Founder of advice firm Echelon Wealthcare, and so-called ‘pension paramedic’, Al Rush has submitted a formal complaint to Nikhil Rathi, chief executive of the Financial Conduct Authority (FCA), about the role the regulator played in the British Steel Pension Scheme (BSPS) scandal.
Rush’s letter, seen by International Adviser, was also sent on behalf of 531 steelworkers affected.
According to the IFA, the FCA’s “actions and omissions” meant thousands of steelworkers were adversely affected by the unsuitable financial advice to transfer out of the BSPS.
He said: “The thrust of my complaint is that due to internal FCA shortcomings, steelworkers have found themselves needlessly in a protracted and calamitous situation not only not of their choosing, but one which was avoidable and preventable in the first place.
“They have suffered financial loss and stress that no steelworker should have to bear. I accept that the FCA did not create the scandal of BSPS, but despite having the opportunity, the capability, and dare I say it, the genuine intent from many individual employees to help, its corporate behaviour contributed and aggravated the factors which not only allowed it to happen in the first instance, but then for the impact to worsen.
“While the FCA was meeting with BSPS campaigners as far back as 2017, you knew you were presiding over a process that was already unfit for purpose and responsible for the emerging carnage. But still you obfuscated and subordinated the needs of steelworkers to career and corporate self-preservation.”
Not an isolated case
Rush’s complaint, however, does not stop at the BSPS case.
He believes British Steel was not a one-off issue and that several scandals – such as London Capital & Finance, Keydata, Blackmore, Connaught, Libor, and the Banking Swaps among the ones he named – show that the “problems with the FCA are not new”.
Rush added: “The repeated failings of the FCA go way beyond inadvertent, understandable and forgivable shortcomings. Repeated mistakes, delays and multiple examples of bad leadership have resulted in far worse stress and financial loss for thousands of families.”
As a result, the ‘pension paramedic’ said that once he will receive a response from the FCA, he will refer the matter to the Financial Regulators Complaints Commissioner and advocate the creation of a BSPS Compensation fund “with the assistance of the Treasury, to ensure these men and women are not left out of pocket and to reflect the levels of stress they have endured”.
Rush’s complaints shortly follows a legal challenge by some pension advice firms against the regulator over the creation of the British Steel redress scheme.
The FCA told IA that it could not comment on Rush’s complaint as it is being taken in consideration and before a response is given to the IFA.
A spokesperson added: “We consider each complaint made to us individually and cannot comment on the specifics of the letter at this time. However, we recognise the harm the circumstances of BSPS caused to steelworkers and communities.
“We have taken a wide range of actions in response to BSPS, starting with on the ground events for advisers in 2017 as well as engaging directly with consumers over the last few years. Over £20m ($24.7m, €22.7m) of redress has been paid out by firms due to the action the FCA has taken, and in November  we confirmed our plans for a consumer redress scheme, paid for by firms, specifically targeted at helping those consumers who haven’t yet complained to have their case reviewed and have redress paid where it is owed.

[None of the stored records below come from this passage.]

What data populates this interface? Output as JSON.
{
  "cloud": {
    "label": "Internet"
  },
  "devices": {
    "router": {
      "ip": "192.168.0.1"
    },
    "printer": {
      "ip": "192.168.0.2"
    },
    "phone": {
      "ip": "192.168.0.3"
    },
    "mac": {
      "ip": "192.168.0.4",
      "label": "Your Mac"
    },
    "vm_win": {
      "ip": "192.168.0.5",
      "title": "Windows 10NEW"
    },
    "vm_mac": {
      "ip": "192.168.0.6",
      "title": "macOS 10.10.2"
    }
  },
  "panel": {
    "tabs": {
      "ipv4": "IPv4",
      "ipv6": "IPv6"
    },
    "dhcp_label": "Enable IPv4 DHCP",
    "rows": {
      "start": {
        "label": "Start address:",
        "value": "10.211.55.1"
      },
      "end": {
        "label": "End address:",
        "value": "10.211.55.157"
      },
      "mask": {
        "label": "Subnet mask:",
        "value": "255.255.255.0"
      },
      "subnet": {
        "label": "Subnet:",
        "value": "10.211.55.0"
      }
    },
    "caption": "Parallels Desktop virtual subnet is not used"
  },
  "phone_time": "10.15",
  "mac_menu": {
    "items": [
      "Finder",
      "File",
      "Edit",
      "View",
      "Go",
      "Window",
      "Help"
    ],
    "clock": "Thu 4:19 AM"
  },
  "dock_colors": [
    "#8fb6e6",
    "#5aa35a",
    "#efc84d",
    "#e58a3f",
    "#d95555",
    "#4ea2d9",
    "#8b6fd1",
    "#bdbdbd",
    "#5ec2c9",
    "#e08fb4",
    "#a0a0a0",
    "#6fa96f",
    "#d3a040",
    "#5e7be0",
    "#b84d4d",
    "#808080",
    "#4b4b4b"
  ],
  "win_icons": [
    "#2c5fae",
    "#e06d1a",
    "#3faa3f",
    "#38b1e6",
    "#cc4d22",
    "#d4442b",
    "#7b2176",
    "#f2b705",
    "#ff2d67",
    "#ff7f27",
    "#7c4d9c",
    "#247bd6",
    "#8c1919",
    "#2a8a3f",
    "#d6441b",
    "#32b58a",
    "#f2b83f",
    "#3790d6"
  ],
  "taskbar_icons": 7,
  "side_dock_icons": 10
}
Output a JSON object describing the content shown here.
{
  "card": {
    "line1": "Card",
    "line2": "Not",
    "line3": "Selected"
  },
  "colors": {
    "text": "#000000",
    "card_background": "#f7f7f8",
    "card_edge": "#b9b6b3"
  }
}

“We have also implemented changes in how we work with other organisations in this area to share information and intelligence. We’ve also acted to raise the standard of pension transfer advice more generally – by introducing new rules, as well as working with our partners to ensure that consumers are supported to make decisions about their pension.
“We have said previously that we have learnt lessons, both for how we operate as a regulator, and for how the wider pensions regulatory system serves to protect consumers.”